The author, who has written and photographed more than 30 books for children and young adults, explained that Beyond Magenta “seems to follow the strain” of several of her earlier works. These include 2002’s From Wall to Wall, a photo essay revealing how walls define spaces and keep things in and out, and 2008’s No Choirboy: Murder, Violence, and Teenagers on Death Row, in which young inmates discuss their experiences.
“From Wall to Wall looks at our barriers, and who’s inside and who’s outside,” said Kuklin. “And No Choirboy is about individuals who did a terrible deed and were literally imprisoned within walls. It suddenly came to me – what if you’re imprisoned by your own body? And I began thinking about people who are born as one sex but never believe that they really are that sex. It occurred to me they must go through a long process of finding out and learning to express who they are. I decided I wanted to learn more about that.”
Kuklin researched relevant organizations that could put her in touch with individuals to interview. She contacted the Callen-Lorde Community Health Center in Manhattan, which primarily serves New York’s LGBT community and has a teen health outreach program. Through the center, Kuklin was able to connect with five of the teens profiled in Beyond Magenta. For geographical diversity, she sought out a sixth teen through Proud Theater, a nonprofit, all-volunteer theater group for gay and lesbian youth in Madison, Wis.

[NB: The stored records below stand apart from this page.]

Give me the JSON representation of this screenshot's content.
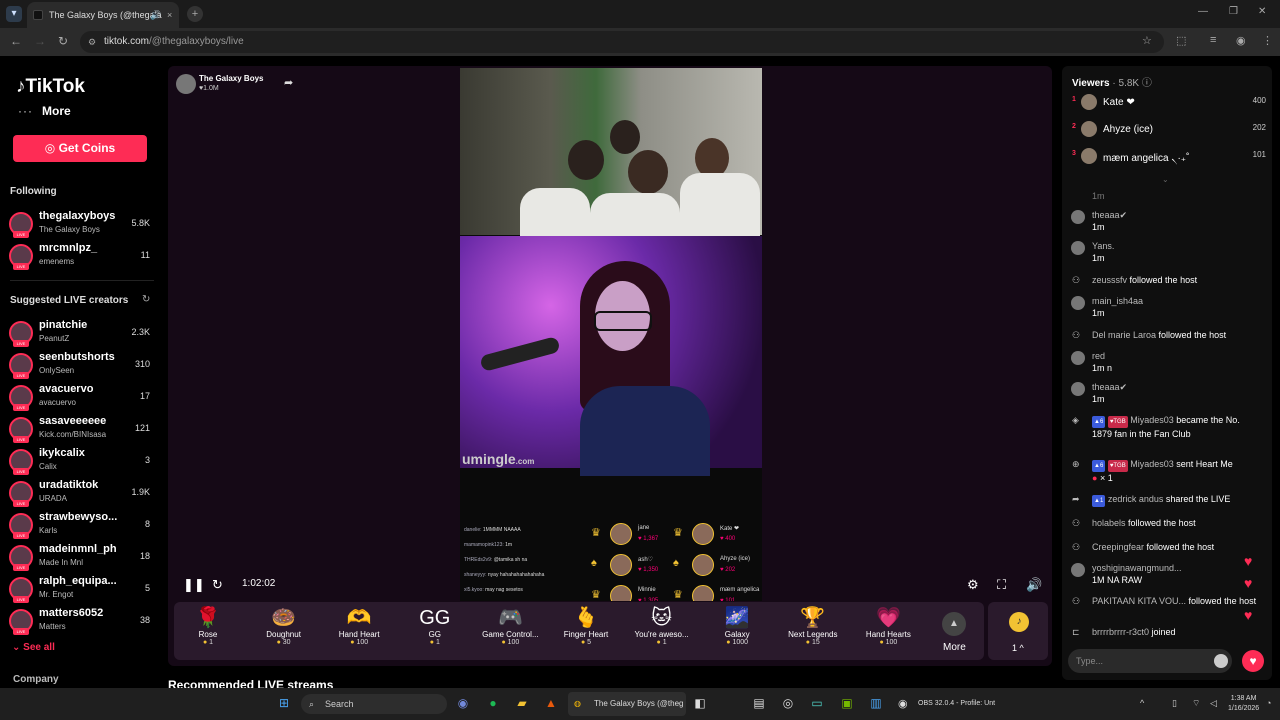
{
  "browser": {
    "tab_title": "The Galaxy Boys (@thegala",
    "tab_close": "×",
    "url_host": "tiktok.com",
    "url_path": "/@thegalaxyboys/live",
    "window_controls": [
      "—",
      "❐",
      "✕"
    ]
  },
  "sidebar": {
    "logo": "TikTok",
    "more": "More",
    "coins_button": "Get Coins",
    "following_header": "Following",
    "following": [
      {
        "name": "thegalaxyboys",
        "sub": "The Galaxy Boys",
        "count": "5.8K"
      },
      {
        "name": "mrcmnlpz_",
        "sub": "emenems",
        "count": "11"
      }
    ],
    "suggested_header": "Suggested LIVE creators",
    "suggested": [
      {
        "name": "pinatchie",
        "sub": "PeanutZ",
        "count": "2.3K"
      },
      {
        "name": "seenbutshorts",
        "sub": "OnlySeen",
        "count": "310"
      },
      {
        "name": "avacuervo",
        "sub": "avacuervo",
        "count": "17"
      },
      {
        "name": "sasaveeeeee",
        "sub": "Kick.com/BINIsasa",
        "count": "121"
      },
      {
        "name": "ikykcalix",
        "sub": "Calix",
        "count": "3"
      },
      {
        "name": "uradatiktok",
        "sub": "URADA",
        "count": "1.9K"
      },
      {
        "name": "strawbewyso...",
        "sub": "Karls",
        "count": "8"
      },
      {
        "name": "madeinmnl_ph",
        "sub": "Made In Mnl",
        "count": "18"
      },
      {
        "name": "ralph_equipa...",
        "sub": "Mr. Engot",
        "count": "5"
      },
      {
        "name": "matters6052",
        "sub": "Matters",
        "count": "38"
      }
    ],
    "see_all": "See all",
    "company": "Company",
    "live_badge": "LIVE"
  },
  "stream": {
    "host_name": "The Galaxy Boys",
    "host_likes": "♥1.0M",
    "elapsed": "1:02:02",
    "watermark": "umingle",
    "watermark_suffix": ".com",
    "overlay_chat": [
      {
        "user": "danelie:",
        "text": "1MMMM NAAAA"
      },
      {
        "user": "mamamopink123:",
        "text": "1m"
      },
      {
        "user": "THREds2v9:",
        "text": "@tamika sh na"
      },
      {
        "user": "shaneyyy:",
        "text": "nyay hahahahahahahaha"
      },
      {
        "user": "xl5.kyoo:",
        "text": "may nag sesetos"
      }
    ],
    "overlay_gifters": [
      {
        "name": "jane",
        "count": "♥ 1,367"
      },
      {
        "name": "ash♡",
        "count": "♥ 1,350"
      },
      {
        "name": "Minnie",
        "count": "♥ 1,305"
      },
      {
        "name": "Kate ❤",
        "count": "♥ 400"
      },
      {
        "name": "Ahyze (ice)",
        "count": "♥ 202"
      },
      {
        "name": "mæm angelica",
        "count": "♥ 101"
      }
    ]
  },
  "gifts": [
    {
      "name": "Rose",
      "price": "1",
      "icon": "🌹"
    },
    {
      "name": "Doughnut",
      "price": "30",
      "icon": "🍩"
    },
    {
      "name": "Hand Heart",
      "price": "100",
      "icon": "🫶"
    },
    {
      "name": "GG",
      "price": "1",
      "icon": "GG"
    },
    {
      "name": "Game Control...",
      "price": "100",
      "icon": "🎮"
    },
    {
      "name": "Finger Heart",
      "price": "5",
      "icon": "🫰"
    },
    {
      "name": "You're aweso...",
      "price": "1",
      "icon": "🐱"
    },
    {
      "name": "Galaxy",
      "price": "1000",
      "icon": "🌌"
    },
    {
      "name": "Next Legends",
      "price": "15",
      "icon": "🏆"
    },
    {
      "name": "Hand Hearts",
      "price": "100",
      "icon": "💗"
    }
  ],
  "gift_more": "More",
  "coin_balance": "1",
  "recommended": "Recommended LIVE streams",
  "viewers": {
    "label": "Viewers",
    "count": "· 5.8K",
    "top": [
      {
        "rank": "1",
        "name": "Kate ❤",
        "score": "400"
      },
      {
        "rank": "2",
        "name": "Ahyze (ice)",
        "score": "202"
      },
      {
        "rank": "3",
        "name": "mæm angelica ৲·₊˚",
        "score": "101"
      }
    ]
  },
  "chat": [
    {
      "type": "msg",
      "user": "theaaa✔",
      "text": "1m"
    },
    {
      "type": "msg",
      "user": "Yans.",
      "text": "1m"
    },
    {
      "type": "event",
      "user": "zeusssfv",
      "text": "followed the host"
    },
    {
      "type": "msg",
      "user": "main_ish4aa",
      "text": "1m"
    },
    {
      "type": "event",
      "user": "Del marie Laroa",
      "text": "followed the host"
    },
    {
      "type": "msg",
      "user": "red",
      "text": "1m n"
    },
    {
      "type": "msg",
      "user": "theaaa✔",
      "text": "1m"
    },
    {
      "type": "event",
      "user": "Miyades03",
      "text": "became the No. 1879 fan in the Fan Club"
    },
    {
      "type": "event",
      "user": "Miyades03",
      "text": "sent Heart Me"
    },
    {
      "type": "event",
      "user": "zedrick andus",
      "text": "shared the LIVE"
    },
    {
      "type": "event",
      "user": "holabels",
      "text": "followed the host"
    },
    {
      "type": "event",
      "user": "Creepingfear",
      "text": "followed the host"
    },
    {
      "type": "msg",
      "user": "yoshiginawangmund...",
      "text": "1M NA RAW"
    },
    {
      "type": "event",
      "user": "PAKITAAN KITA VOU...",
      "text": "followed the host"
    },
    {
      "type": "event",
      "user": "brrrrbrrrr-r3ct0",
      "text": "joined"
    }
  ],
  "chat_extra": {
    "prev_msg": "1m",
    "fan_level": "6",
    "fan_badge": "TGB",
    "gift_count": "× 1",
    "share_level": "1"
  },
  "chat_input_placeholder": "Type...",
  "taskbar": {
    "search": "Search",
    "chrome_label": "The Galaxy Boys (@theg",
    "obs_label": "OBS 32.0.4 - Profile: Unt",
    "time": "1:38 AM",
    "date": "1/16/2026"
  },
  "colors": {
    "accent": "#fe2c55",
    "panel": "#0f0f0f",
    "stage": "#150916"
  }
}
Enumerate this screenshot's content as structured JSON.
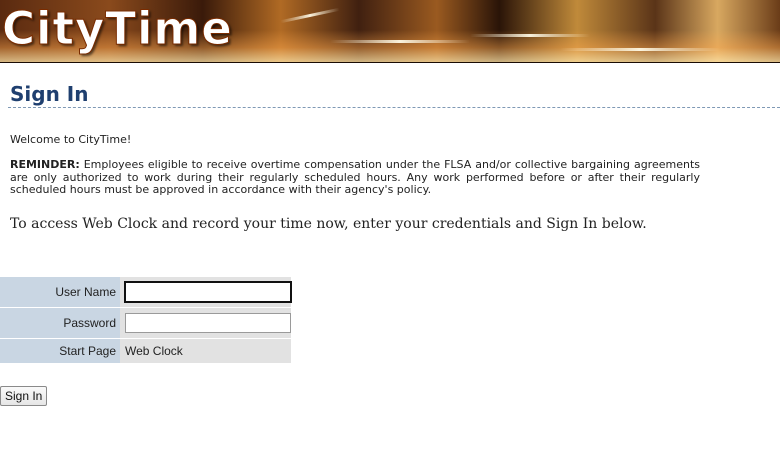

A Close Collaboration Finds a Publisher
Even before she began taping the hours-long interviews with her subjects, Kuklin spent time getting to know the teens individually. “I needed to know who each was as a person, to get as much authenticity as possible, and was careful to explain to them exactly what the book would cover,” she said. “I transcribed the interview tapes myself, since I have to hear and feel the voices in order to write them.” She then edited the interviews, queried the teens for clarification if necessary, shaped their narratives, and shared them with the interviewees. “We worked together to make sure that everything included in the book was honest and authentic,” she said. “It was very collaborative.”
Kuklin also consulted with the teens about the book’s title, which is a spin on a line in a poem written by Luke, the Wisconsin participant, who is an FTM transgender person. In his poem, the narrator responds to the question, “What are you?...you gotta choose…Pink or blue?” with the words, “…I’m a real nice color of magenta.” After a lengthy deliberation of options for the title, Kuklin sent her subjects a group e-mail suggesting Beyond Magenta, and was happy when they all agreed to it.
At Candlewick, senior editor Hilary Van Dusen willingly gave the book project the nod after Ken Wright (at the time an agent with Writers House, now publisher of Viking Children’s Books) submitted the proposal to her.
But not immediately after. “Honestly, it sat on my desk for a while, since I wrestled to figure out how it would fit on our list,” Van Dusen said. “Then I showed it to some colleagues, including our editorial director, Elizabeth Bicknell, who agreed that we should publish this book that had the potential to be controversial. We both understood that Candlewick would stand behind the decision and offer support to the author and people who share this book out in the world. There hasn’t been anything like Beyond Magenta published, and we realized there was a huge need for it.”
When Kuklin turned in the manuscript and her photographs, Van Dusen said she was amazed. “The honesty with which these teens were able to speak to her and the way she brought out their voices were remarkable. There is a lot of in-house excitement about the publication of this book.”
A Pleased Participant
Jessy, one of the FTM teens featured in Beyond Magenta, was very happy to be part of the book project. “Above all, what inspired me to participate was the kind love, support, and warmth I received from those around me,” he said, “especially from those at the Callen-Lorde Community Health Center, who stood by my side every step of the way during my transition.”
Asked if he discovered more about himself through his interviews with Kuklin, Jessy – who aspires to become a doctor and has been accepted to medical school – responds emphatically: “Yes, yes, and yes! Being interviewed by Susan made me reflect upon myself in all kinds of ways. It made me realize how far I've come from where I started, and I was able to see how much I grew mentally, emotionally, and physically. I was able to share heartfelt experiences and perspectives, as the interviews made me dig into my deepest thoughts and feelings.”
As he reflected on how he’d like Beyond Magenta to have an impact on others, Jessy referenced people who have or are considering transitioning – and those who are close to them. “I hope teenage readers will see that transitioning is a learning experience that one should embrace no matter what hardships they may come across along the way,” he said. “No one says that it’s going to be easy, but who and what you become at the end is worth it all. If a reader is a parent or loved one of someone who is transgender, remain loving and supportive because the difference you make will be more than words could ever express.”
Referring to the six teens as “my kids,” Kuklin made it clear that she bonded closely with them during the four years she spent working on Beyond Magenta. “I am not objective at all, but am completely passionate about these teens,” she said. “I hope the book shows readers that these teenagers are not stereotypes, but are lovely, interesting, multidimensional individuals from whom they can learn. My ultimate hope is that readers can see reflections of themselves in some facets of these teens. My second hope is that the book will give people more of an understanding when they see someone a bit different from themselves – an understanding that that person is not too different after all.”
Beyond Magenta: Transgender Teens Speak Out by Susan Kuklin. Candlewick, $22.99 Feb. ISBN 978-0-7636-5611-9